::: Given information :::
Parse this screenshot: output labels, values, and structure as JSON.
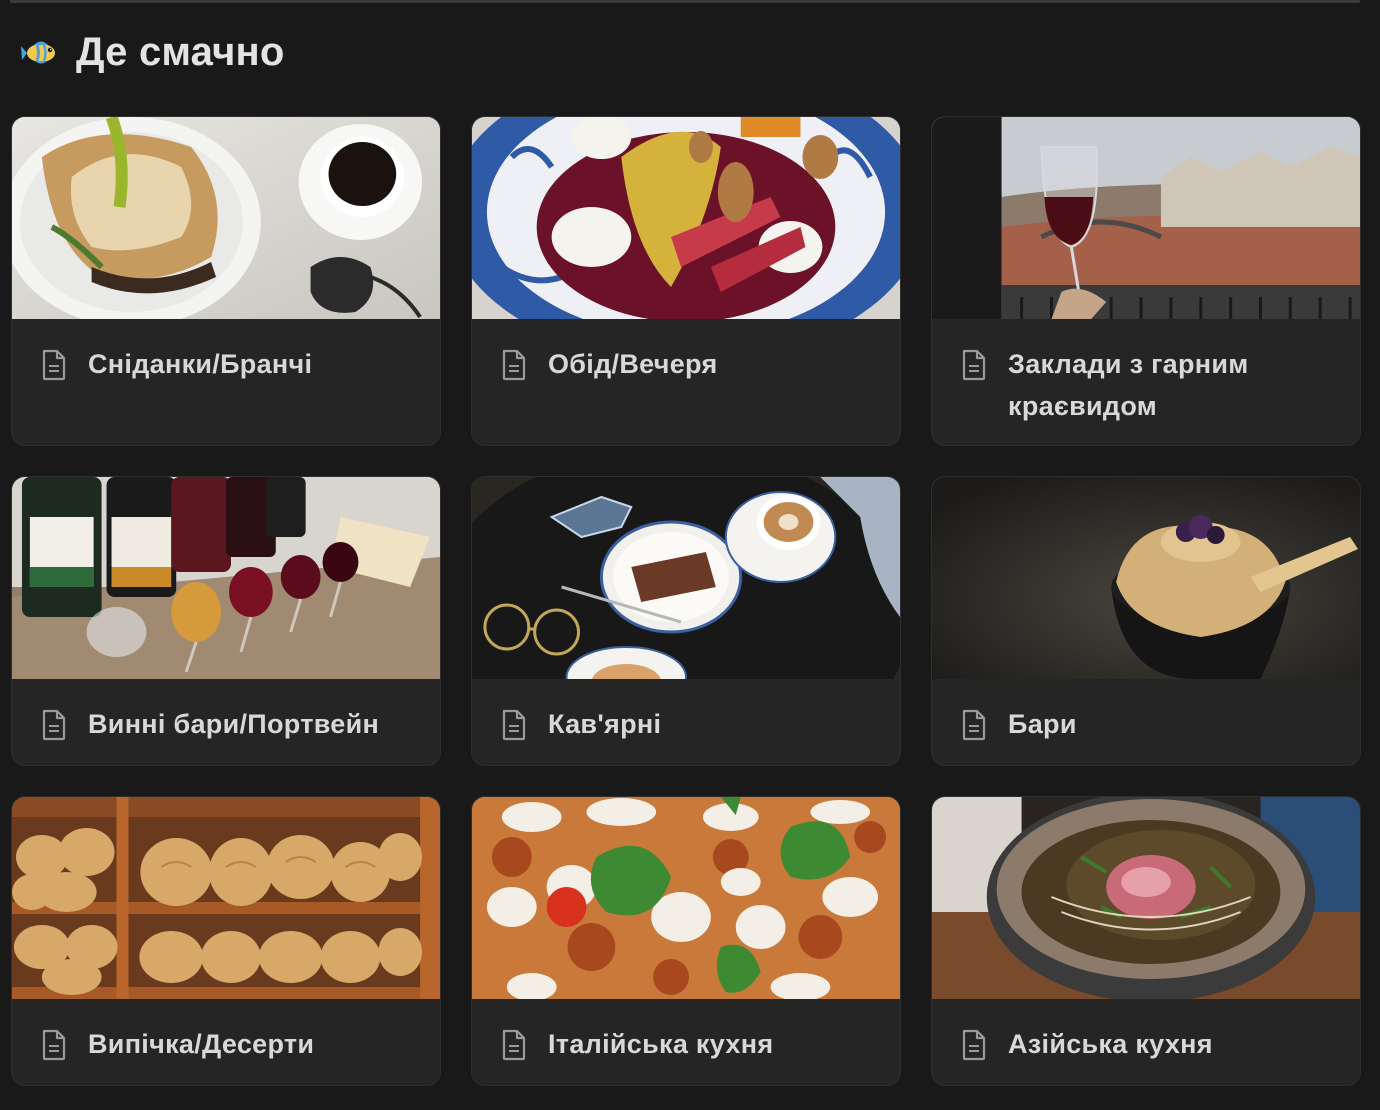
{
  "page": {
    "title": "Де смачно",
    "icon": "tropical-fish-icon"
  },
  "cards": [
    {
      "title": "Сніданки/Бранчі",
      "icon": "page-icon",
      "image": "sandwich-and-coffee-photo"
    },
    {
      "title": "Обід/Вечеря",
      "icon": "page-icon",
      "image": "beet-salad-photo"
    },
    {
      "title": "Заклади з гарним краєвидом",
      "icon": "page-icon",
      "image": "wine-glass-city-view-photo"
    },
    {
      "title": "Винні бари/Портвейн",
      "icon": "page-icon",
      "image": "port-wine-tasting-photo"
    },
    {
      "title": "Кав'ярні",
      "icon": "page-icon",
      "image": "coffee-and-cake-photo"
    },
    {
      "title": "Бари",
      "icon": "page-icon",
      "image": "dessert-cocktail-photo"
    },
    {
      "title": "Випічка/Десерти",
      "icon": "page-icon",
      "image": "bread-bakery-photo"
    },
    {
      "title": "Італійська кухня",
      "icon": "page-icon",
      "image": "pizza-photo"
    },
    {
      "title": "Азійська кухня",
      "icon": "page-icon",
      "image": "pho-soup-photo"
    }
  ],
  "colors": {
    "background": "#191919",
    "card": "#252525",
    "text": "#e6e6e6"
  }
}
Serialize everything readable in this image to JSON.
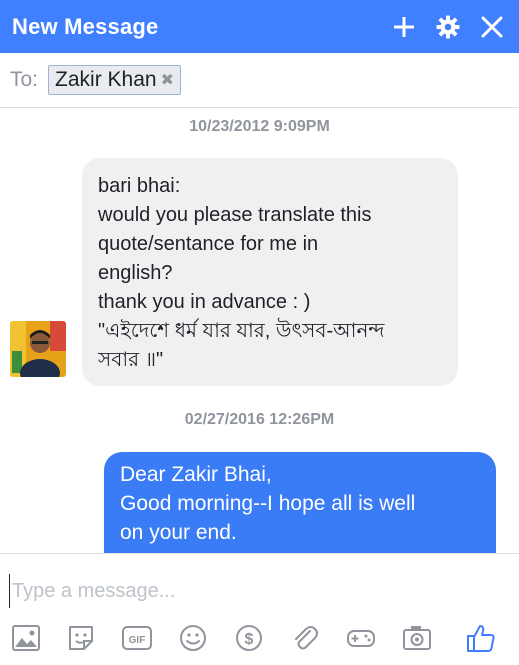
{
  "header": {
    "title": "New Message",
    "icons": [
      "plus-icon",
      "gear-icon",
      "close-icon"
    ]
  },
  "recipients": {
    "to_label": "To:",
    "chips": [
      {
        "name": "Zakir Khan",
        "remove_glyph": "✖"
      }
    ]
  },
  "thread": {
    "messages": [
      {
        "timestamp": "10/23/2012 9:09PM",
        "direction": "incoming",
        "lines": [
          "bari bhai:",
          "would you please translate this",
          "quote/sentance for me in",
          "english?",
          "thank you in advance : )",
          "\"এইদেশে ধর্ম যার যার, উৎসব-আনন্দ",
          "সবার ॥\""
        ]
      },
      {
        "timestamp": "02/27/2016 12:26PM",
        "direction": "outgoing",
        "lines": [
          "Dear Zakir Bhai,",
          "Good morning--I hope all is well",
          "on your end."
        ]
      }
    ]
  },
  "composer": {
    "placeholder": "Type a message...",
    "tools": [
      "photo-icon",
      "sticker-icon",
      "gif-icon",
      "emoji-icon",
      "payment-icon",
      "attachment-icon",
      "game-icon",
      "camera-icon",
      "like-icon"
    ]
  },
  "colors": {
    "header_bg": "#4080ff",
    "outgoing_bubble": "#3a7bf6",
    "incoming_bubble": "#f1f0f0",
    "icon_gray": "#90949c",
    "like_blue": "#4080ff"
  }
}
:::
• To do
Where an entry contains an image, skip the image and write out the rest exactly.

• Exercise result
Parse this screenshot: output labels, values, and structure as JSON.
{
  "page": {
    "title": "Де смачно",
    "icon": "tropical-fish-icon"
  },
  "cards": [
    {
      "title": "Сніданки/Бранчі",
      "icon": "page-icon",
      "image": "sandwich-and-coffee-photo"
    },
    {
      "title": "Обід/Вечеря",
      "icon": "page-icon",
      "image": "beet-salad-photo"
    },
    {
      "title": "Заклади з гарним краєвидом",
      "icon": "page-icon",
      "image": "wine-glass-city-view-photo"
    },
    {
      "title": "Винні бари/Портвейн",
      "icon": "page-icon",
      "image": "port-wine-tasting-photo"
    },
    {
      "title": "Кав'ярні",
      "icon": "page-icon",
      "image": "coffee-and-cake-photo"
    },
    {
      "title": "Бари",
      "icon": "page-icon",
      "image": "dessert-cocktail-photo"
    },
    {
      "title": "Випічка/Десерти",
      "icon": "page-icon",
      "image": "bread-bakery-photo"
    },
    {
      "title": "Італійська кухня",
      "icon": "page-icon",
      "image": "pizza-photo"
    },
    {
      "title": "Азійська кухня",
      "icon": "page-icon",
      "image": "pho-soup-photo"
    }
  ],
  "colors": {
    "background": "#191919",
    "card": "#252525",
    "text": "#e6e6e6"
  }
}
Serialize everything readable in this image to JSON.
{
  "header": {
    "title": "New Message",
    "icons": [
      "plus-icon",
      "gear-icon",
      "close-icon"
    ]
  },
  "recipients": {
    "to_label": "To:",
    "chips": [
      {
        "name": "Zakir Khan",
        "remove_glyph": "✖"
      }
    ]
  },
  "thread": {
    "messages": [
      {
        "timestamp": "10/23/2012 9:09PM",
        "direction": "incoming",
        "lines": [
          "bari bhai:",
          "would you please translate this",
          "quote/sentance for me in",
          "english?",
          "thank you in advance : )",
          "\"এইদেশে ধর্ম যার যার, উৎসব-আনন্দ",
          "সবার ॥\""
        ]
      },
      {
        "timestamp": "02/27/2016 12:26PM",
        "direction": "outgoing",
        "lines": [
          "Dear Zakir Bhai,",
          "Good morning--I hope all is well",
          "on your end."
        ]
      }
    ]
  },
  "composer": {
    "placeholder": "Type a message...",
    "tools": [
      "photo-icon",
      "sticker-icon",
      "gif-icon",
      "emoji-icon",
      "payment-icon",
      "attachment-icon",
      "game-icon",
      "camera-icon",
      "like-icon"
    ]
  },
  "colors": {
    "header_bg": "#4080ff",
    "outgoing_bubble": "#3a7bf6",
    "incoming_bubble": "#f1f0f0",
    "icon_gray": "#90949c",
    "like_blue": "#4080ff"
  }
}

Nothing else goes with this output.